Our day today was a beautiful one! With a report of orcas travelling east past the rubbing beaches and continuing on further to the east, pushed along by the flooding current we ourselves travelled in through Weynton Passage and against the flood and were soon surrounded by bow-riding dall’s porpoises who seemed to be everywhere we looked, near and far and soon too, a humpback whale blow was seen in the top end of Blackfish Sound. The whale was taking long dives and as we waited, two more humpback whales were seen in the distance in Blackfish Sound the two of them passing us in wide circles. At one point as we sat quietly with our engine off and drifting while enjoying the quiet pristine beauty of our surroundings, a humpback whale surfaced suddenly beside us! What a treat and one that was not expected or dreamed of happening our passengers exclaimed, it was a fabulous surprise for all of us! A stellar sea lion, we observed on several occasions eating a salmon it had caught surrounded by gulls, all of them were looking for and fighting over any scraps left floating. Looking further north another humpback whale was seen with its fluke disappearing into the quiet and calm waters that we all enjoyed today. We travelled through scenic island waterways looking at large gatherings of bald eagles sitting high on treetops and then later saw many of them fishing over a herring ball. We had a good look at a nest where an eaglet could be seen sitting up high with a parent adjacent on another branch and then we saw yet another humpback whale feeding, followed finally by another, bringing our count today to six. The last humpback whale, Slash, arrived out of nowhere into Weynton Passage and was seen making her way towards a herring ball that gulls and eagles were fishing on. Also seen: a black-tailed deer, river otters, harbour seals, rhinoceros auklets, belted kingfishers, common murres, red-necked phalaropes, glaucous-winged, herring and mew gulls.

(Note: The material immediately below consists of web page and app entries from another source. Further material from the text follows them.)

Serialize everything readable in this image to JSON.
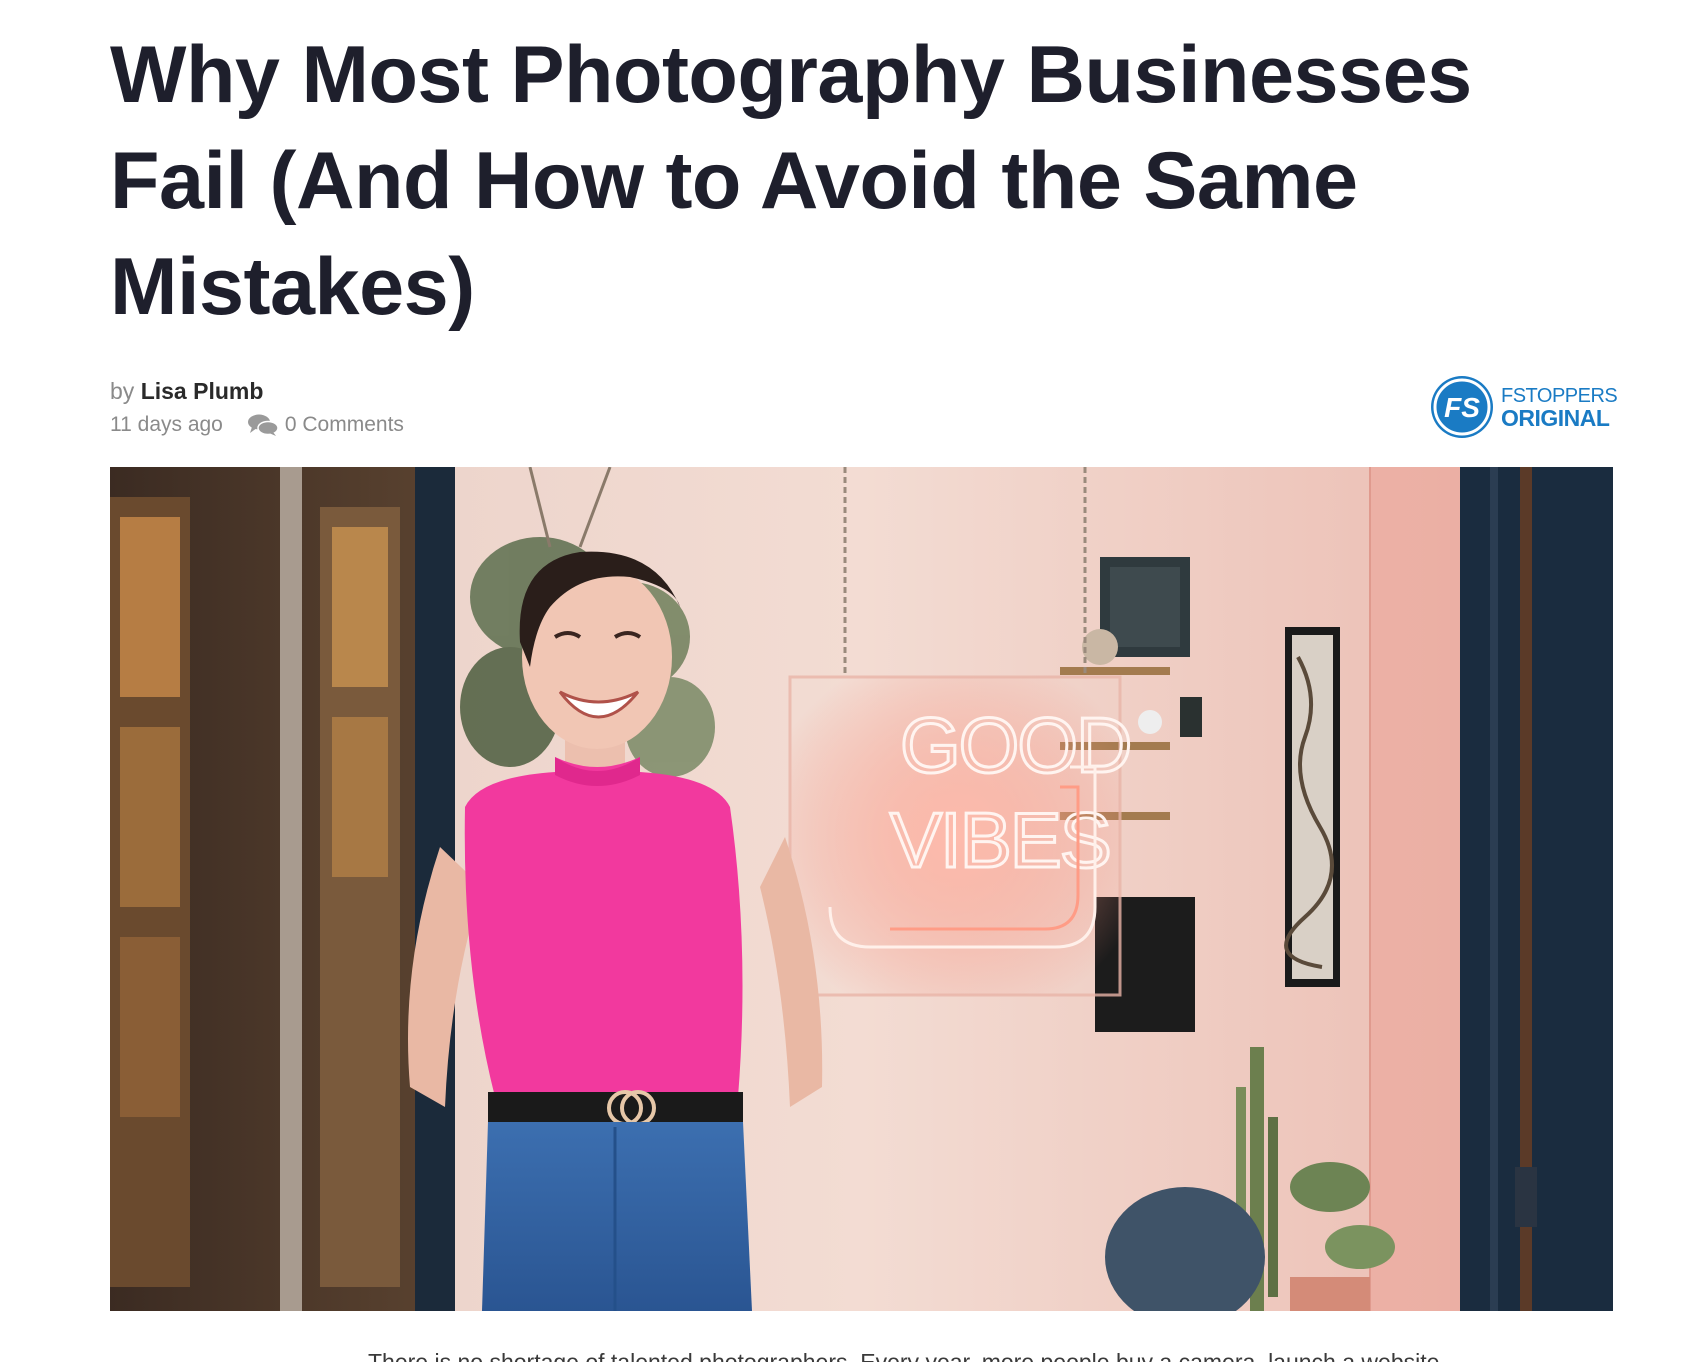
{
  "article": {
    "title": "Why Most Photography Businesses Fail (And How to Avoid the Same Mistakes)",
    "byline_prefix": "by",
    "author": "Lisa Plumb",
    "date": "11 days ago",
    "comments": "0 Comments",
    "badge": {
      "logo_text": "FS",
      "line1": "FSTOPPERS",
      "line2": "ORIGINAL"
    },
    "hero": {
      "sign_line1": "GOOD",
      "sign_line2": "VIBES"
    },
    "first_paragraph": "There is no shortage of talented photographers. Every year, more people buy a camera, launch a website"
  },
  "colors": {
    "title": "#1e1f2c",
    "meta": "#8a8a8a",
    "brand": "#1a7bc4",
    "top_pink": "#f2399e"
  },
  "icons": {
    "comments": "speech-bubbles-icon"
  }
}
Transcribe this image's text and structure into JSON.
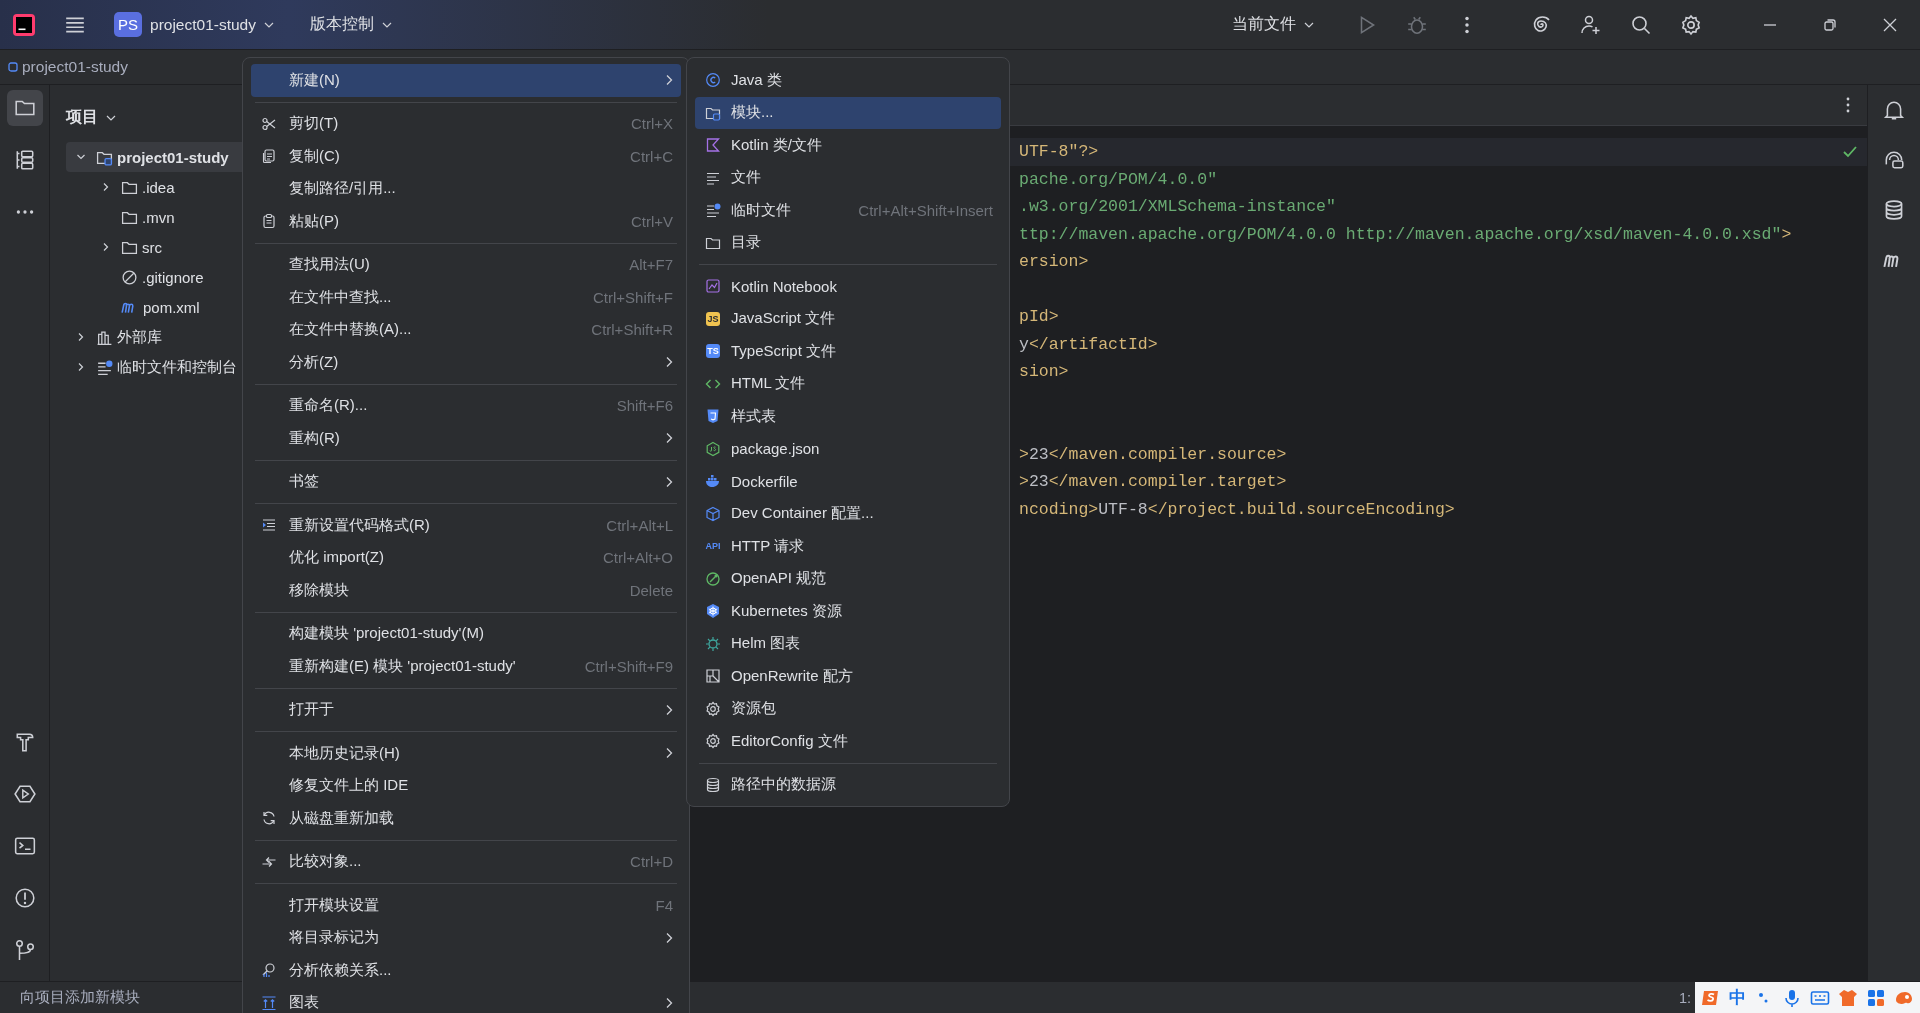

Today’s penned comments: What a wonderful day! That humpback really got our heart rate up and the porpoises riding the bow wave! Thanks a lot! Lars, Ellen, Ente, and Susanne ~ Sweden
We had a spectacular day of sun, some rain, beautiful views and wildlife – tea and scones topped it off. Thank you for showing us your “bubble”! Stephanie ~ Seattle, Washington